“Don’t fall asleep yet,” he says fondly. “I have to go. Your mom will be back in the morning. She can’t find me here.”
He smiles. “That means you have to get off me.”
“Oh. Right.” She settles further into him. “Am I up yet?”
“How ‘bout now?”
“Sorry; too much effort. I guess you’ll… jus’… havta… stay…” she mumbles, drifting off. He brushes her hair off her forehead.
“…love you…” she breathes, cuddling into his chest.
He kisses the crown of her head. “Quite right, too.”
He can feel her frown into his skin, and she hitches herself up on her elbows to give him a peeved look. Her eyes are still drowsily half-closed, her hair is a mess, and he can’t help it—he laughs, suddenly full to bursting with affection for this sex-rumpled, pink-and-yellow girl. “Does it really need saying?” he asks, infinitely amused.
She pokes him in the rib, more awake by the second. “Yes!”
“Okay, okay. I’m sorry. Rose Tyler, I—”
Downstairs the front door clicks, and everything freezes as the sound of a key turning in a lock echoes, amplified, through her whole room.
“Is that your mother…?” he hisses; his voice gets drowned out by the unmistakable voice of Jackie Tyler shouting from the front hall.
“Rose? I’m home early! Where are you, sweetheart?”
Suddenly not the least bit sleepy, Rose leaps off of him, grabbing him by the hand. “We’re not home!” she says, pushing him towards the closet.
“But the TARDIS—”
“We went on a walk.”
“But my suit—”
Whipping her head back, she sees his unmistakable pinstripes crumpled on the floor. Cursing, she runs back and kicks it under her bed—with an urgent “go go go go go go,” she gets the closet door closed behind them just as Jackie enters.
“Rose…?” she calls, looking around.
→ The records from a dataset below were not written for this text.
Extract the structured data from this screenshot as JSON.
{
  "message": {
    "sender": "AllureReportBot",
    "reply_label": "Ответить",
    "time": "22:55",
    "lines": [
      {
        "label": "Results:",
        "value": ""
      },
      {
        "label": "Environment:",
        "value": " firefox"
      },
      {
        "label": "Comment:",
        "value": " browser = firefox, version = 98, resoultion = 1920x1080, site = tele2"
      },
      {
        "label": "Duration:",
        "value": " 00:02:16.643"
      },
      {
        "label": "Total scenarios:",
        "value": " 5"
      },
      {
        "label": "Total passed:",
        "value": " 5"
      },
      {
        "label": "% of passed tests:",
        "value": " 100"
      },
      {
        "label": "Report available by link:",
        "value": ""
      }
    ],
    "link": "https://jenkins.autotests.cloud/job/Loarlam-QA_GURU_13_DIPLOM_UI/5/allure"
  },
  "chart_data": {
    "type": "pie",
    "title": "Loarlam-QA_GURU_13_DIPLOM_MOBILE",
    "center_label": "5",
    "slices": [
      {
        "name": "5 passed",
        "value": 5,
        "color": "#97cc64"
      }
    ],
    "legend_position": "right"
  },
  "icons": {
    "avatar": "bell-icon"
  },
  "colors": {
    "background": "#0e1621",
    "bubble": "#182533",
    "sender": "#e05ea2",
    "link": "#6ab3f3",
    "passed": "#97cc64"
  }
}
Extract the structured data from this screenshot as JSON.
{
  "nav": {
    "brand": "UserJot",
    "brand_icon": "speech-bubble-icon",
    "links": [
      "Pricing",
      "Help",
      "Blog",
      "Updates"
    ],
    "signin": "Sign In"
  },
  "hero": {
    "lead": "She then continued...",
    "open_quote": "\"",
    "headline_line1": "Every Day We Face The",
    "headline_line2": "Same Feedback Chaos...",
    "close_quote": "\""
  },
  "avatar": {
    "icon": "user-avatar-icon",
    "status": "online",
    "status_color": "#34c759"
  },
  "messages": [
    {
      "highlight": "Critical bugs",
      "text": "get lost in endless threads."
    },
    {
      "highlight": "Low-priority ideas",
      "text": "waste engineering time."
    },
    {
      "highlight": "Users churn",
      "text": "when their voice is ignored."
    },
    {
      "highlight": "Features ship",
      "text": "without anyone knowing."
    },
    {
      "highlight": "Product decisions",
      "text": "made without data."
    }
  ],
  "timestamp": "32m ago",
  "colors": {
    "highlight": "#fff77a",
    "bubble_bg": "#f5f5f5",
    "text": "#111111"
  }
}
Seeing the Doctor’s lips twitch, Rose shoves her hand over his mouth, her eyes a warning: do not laugh. He crushes his palm against her lips in retaliation.
“Where is that girl?” wonders Jackie. And then, miraculously, she’s gone.
Rose heaves a sigh of relief and leans against her wall. “Never a dull day at the Tyler household.”
He grins and wraps her in a hug. Squished into him as she is, she just barely hears him whisper against her hair, “I’m so glad I met you.”
She presses her smile into the hollow of his neck. “Me, too.”